■ **PROBLEM STATEMENT**
Copy each line of the listing below where the word "this" turns up.
=====
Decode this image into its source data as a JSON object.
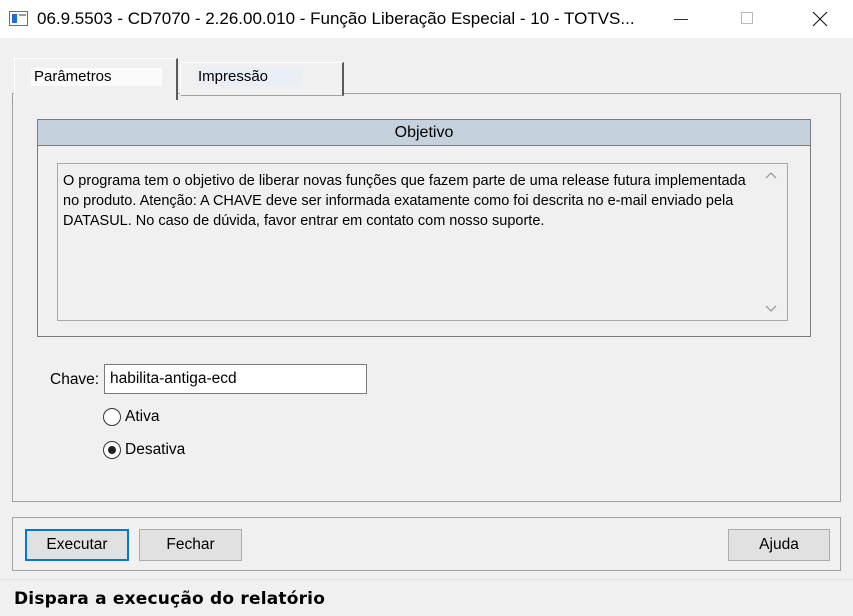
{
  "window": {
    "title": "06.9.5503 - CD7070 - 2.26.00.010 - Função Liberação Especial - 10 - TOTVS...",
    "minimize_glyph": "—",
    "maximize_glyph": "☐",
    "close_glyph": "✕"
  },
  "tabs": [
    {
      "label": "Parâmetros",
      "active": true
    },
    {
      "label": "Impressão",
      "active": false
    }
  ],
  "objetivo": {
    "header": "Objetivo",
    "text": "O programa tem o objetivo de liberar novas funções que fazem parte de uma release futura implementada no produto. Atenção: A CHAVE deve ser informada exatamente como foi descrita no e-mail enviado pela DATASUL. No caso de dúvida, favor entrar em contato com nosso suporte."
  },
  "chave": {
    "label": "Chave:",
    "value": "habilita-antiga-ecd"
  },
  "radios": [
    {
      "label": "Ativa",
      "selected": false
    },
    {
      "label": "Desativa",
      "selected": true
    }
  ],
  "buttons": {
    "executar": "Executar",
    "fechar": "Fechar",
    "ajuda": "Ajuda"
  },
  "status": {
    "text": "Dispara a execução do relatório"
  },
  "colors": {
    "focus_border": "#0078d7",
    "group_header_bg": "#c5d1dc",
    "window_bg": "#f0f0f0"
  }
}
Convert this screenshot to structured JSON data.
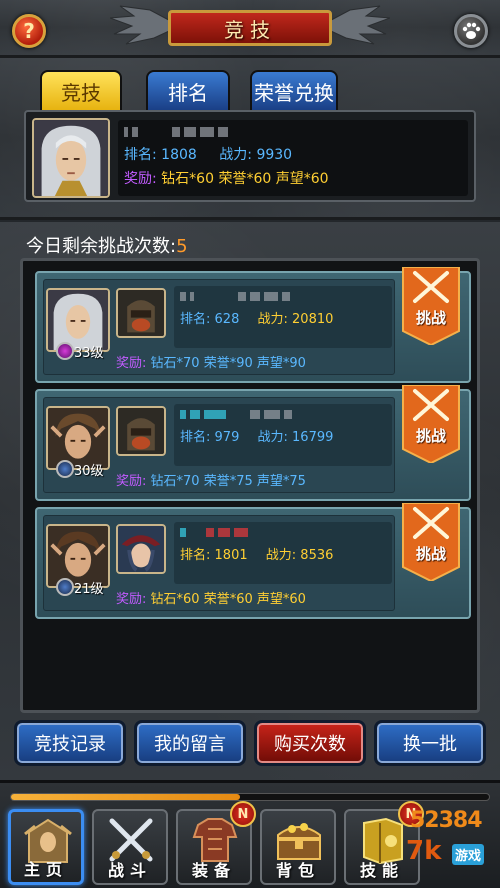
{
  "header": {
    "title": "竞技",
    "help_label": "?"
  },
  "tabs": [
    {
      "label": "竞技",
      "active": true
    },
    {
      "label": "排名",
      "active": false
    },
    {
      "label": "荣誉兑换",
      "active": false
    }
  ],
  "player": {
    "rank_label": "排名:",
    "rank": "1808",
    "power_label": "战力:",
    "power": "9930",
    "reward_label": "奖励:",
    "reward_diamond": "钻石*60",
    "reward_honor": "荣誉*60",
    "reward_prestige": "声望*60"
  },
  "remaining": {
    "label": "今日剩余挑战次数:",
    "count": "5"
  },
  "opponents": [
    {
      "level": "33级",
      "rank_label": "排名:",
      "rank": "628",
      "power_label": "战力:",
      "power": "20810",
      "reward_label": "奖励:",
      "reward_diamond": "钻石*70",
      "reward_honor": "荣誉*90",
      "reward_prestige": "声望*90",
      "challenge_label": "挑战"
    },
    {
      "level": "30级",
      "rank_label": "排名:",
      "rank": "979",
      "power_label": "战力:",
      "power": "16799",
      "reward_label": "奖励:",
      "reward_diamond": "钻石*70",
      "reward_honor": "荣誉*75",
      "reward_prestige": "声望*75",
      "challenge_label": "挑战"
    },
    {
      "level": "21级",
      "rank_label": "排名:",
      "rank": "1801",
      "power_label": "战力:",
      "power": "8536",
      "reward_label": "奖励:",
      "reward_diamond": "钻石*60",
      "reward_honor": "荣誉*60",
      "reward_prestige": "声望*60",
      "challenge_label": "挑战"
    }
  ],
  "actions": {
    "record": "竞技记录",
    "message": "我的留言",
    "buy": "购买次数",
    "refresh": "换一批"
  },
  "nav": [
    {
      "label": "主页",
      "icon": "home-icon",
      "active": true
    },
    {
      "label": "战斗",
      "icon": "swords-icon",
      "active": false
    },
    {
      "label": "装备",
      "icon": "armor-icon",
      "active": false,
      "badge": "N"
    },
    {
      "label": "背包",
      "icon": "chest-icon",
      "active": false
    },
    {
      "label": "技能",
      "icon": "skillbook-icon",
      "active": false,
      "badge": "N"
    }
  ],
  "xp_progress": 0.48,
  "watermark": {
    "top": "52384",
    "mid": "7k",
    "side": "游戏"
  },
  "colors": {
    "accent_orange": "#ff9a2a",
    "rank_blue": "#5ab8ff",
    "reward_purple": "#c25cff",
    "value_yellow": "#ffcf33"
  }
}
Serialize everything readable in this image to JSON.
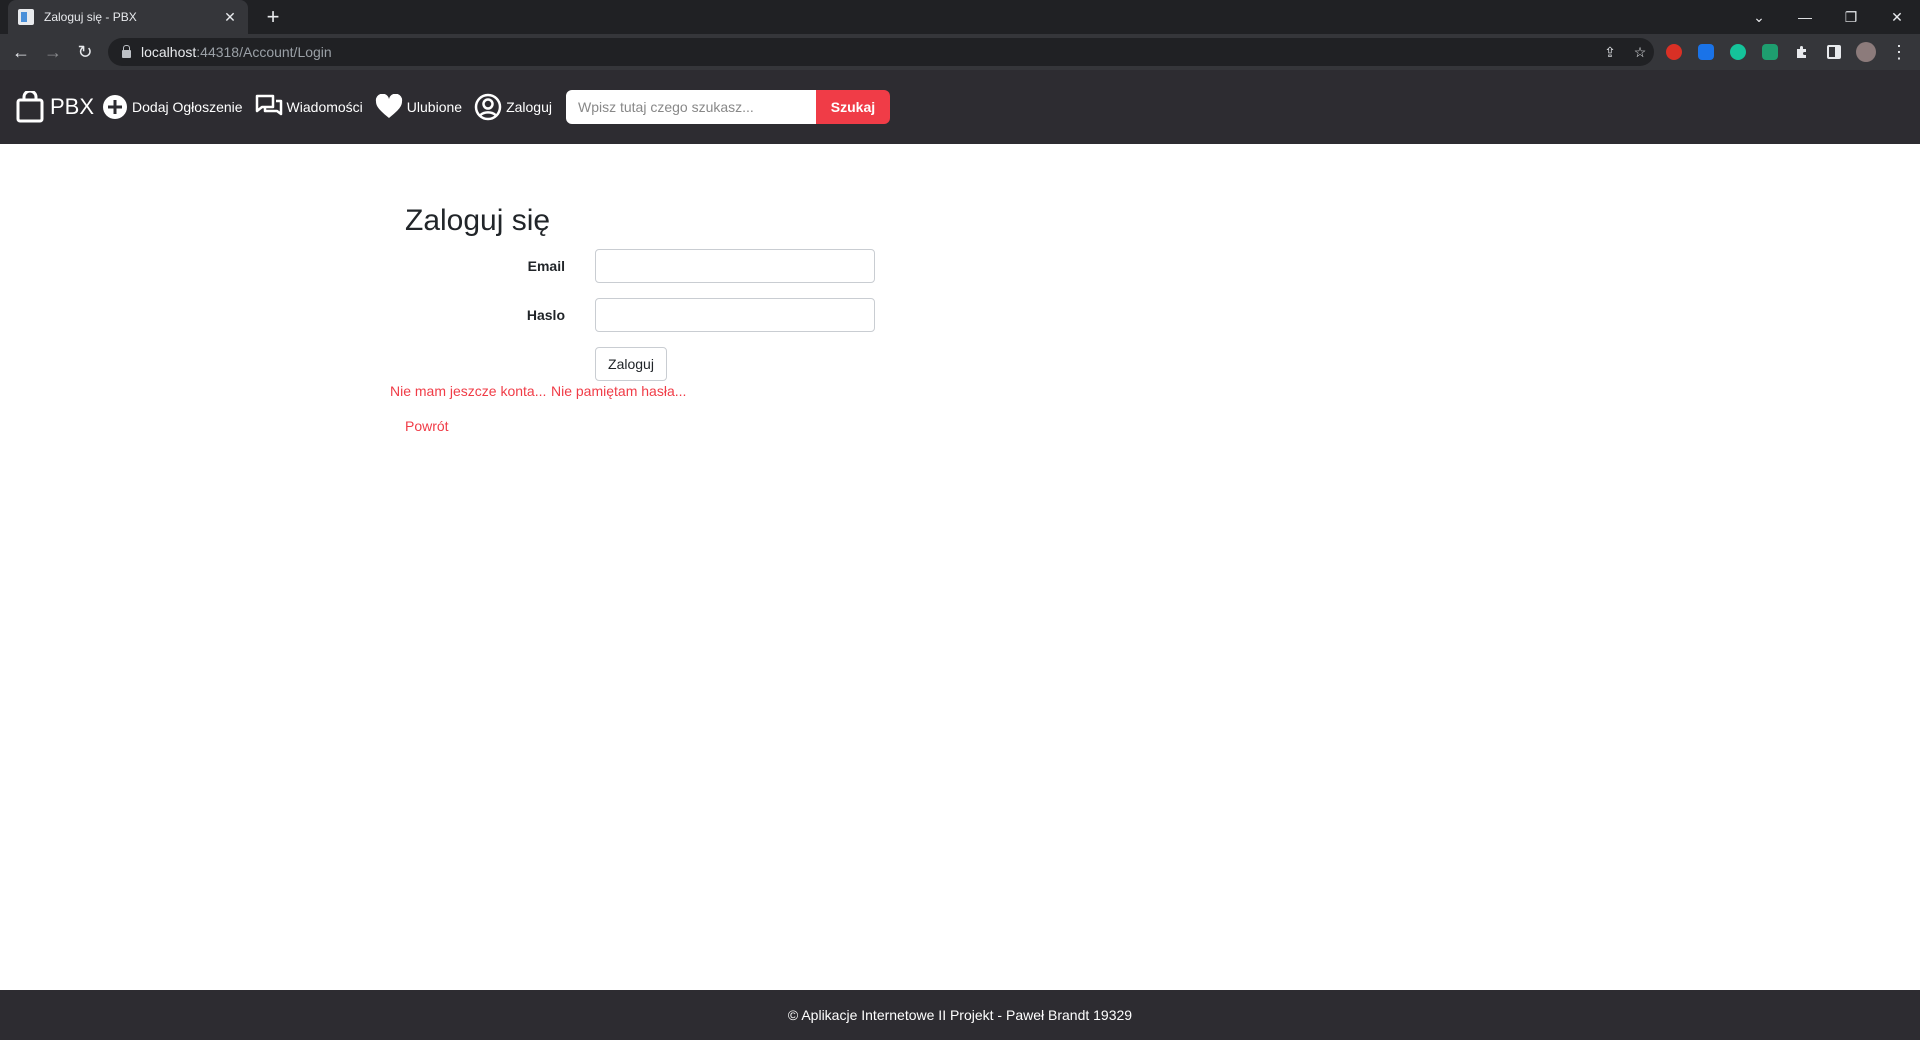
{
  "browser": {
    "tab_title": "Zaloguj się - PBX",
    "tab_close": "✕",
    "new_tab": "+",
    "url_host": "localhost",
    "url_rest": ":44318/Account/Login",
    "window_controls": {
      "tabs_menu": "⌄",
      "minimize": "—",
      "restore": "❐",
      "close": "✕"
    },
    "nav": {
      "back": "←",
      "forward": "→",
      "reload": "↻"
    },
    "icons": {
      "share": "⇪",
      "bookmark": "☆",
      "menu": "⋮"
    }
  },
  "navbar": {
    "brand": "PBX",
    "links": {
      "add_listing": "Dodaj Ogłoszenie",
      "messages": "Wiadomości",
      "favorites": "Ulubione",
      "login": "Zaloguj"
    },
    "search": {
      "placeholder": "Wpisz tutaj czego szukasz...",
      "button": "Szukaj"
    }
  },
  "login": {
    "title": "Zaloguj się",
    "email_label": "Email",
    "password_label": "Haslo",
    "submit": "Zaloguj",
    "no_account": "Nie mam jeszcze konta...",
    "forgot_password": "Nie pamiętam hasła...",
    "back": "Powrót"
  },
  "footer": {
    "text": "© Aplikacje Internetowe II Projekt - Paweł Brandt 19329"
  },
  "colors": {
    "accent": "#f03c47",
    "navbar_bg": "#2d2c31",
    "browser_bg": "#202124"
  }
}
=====
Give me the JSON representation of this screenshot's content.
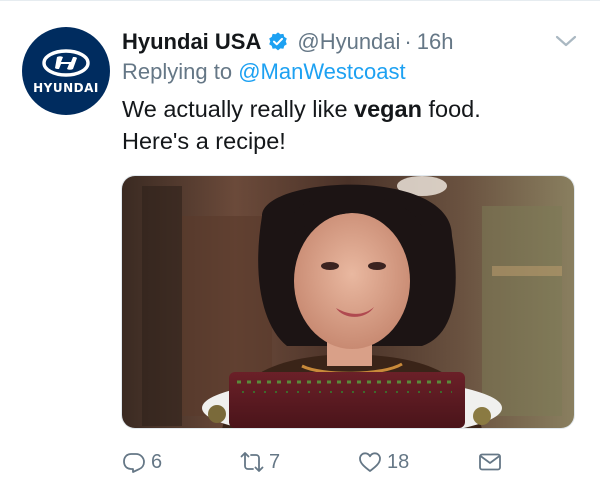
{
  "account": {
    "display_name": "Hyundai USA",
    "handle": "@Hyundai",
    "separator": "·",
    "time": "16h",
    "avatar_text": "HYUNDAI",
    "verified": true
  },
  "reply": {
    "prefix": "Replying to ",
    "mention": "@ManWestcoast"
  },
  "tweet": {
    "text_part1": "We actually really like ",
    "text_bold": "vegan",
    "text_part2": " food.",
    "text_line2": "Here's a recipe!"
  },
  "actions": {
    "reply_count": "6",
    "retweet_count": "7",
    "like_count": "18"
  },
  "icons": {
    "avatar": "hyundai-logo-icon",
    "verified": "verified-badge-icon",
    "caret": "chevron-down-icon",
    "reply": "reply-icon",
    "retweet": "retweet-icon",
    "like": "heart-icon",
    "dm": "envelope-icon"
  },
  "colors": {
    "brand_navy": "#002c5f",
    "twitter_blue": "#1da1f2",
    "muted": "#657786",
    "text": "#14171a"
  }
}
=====
■ **COMPLETED EXERCISE**
Decode this image into its source data as a JSON object.
Convert this screenshot to structured JSON data.
Serialize everything readable in this image to JSON.
Give me the JSON representation of this screenshot's content.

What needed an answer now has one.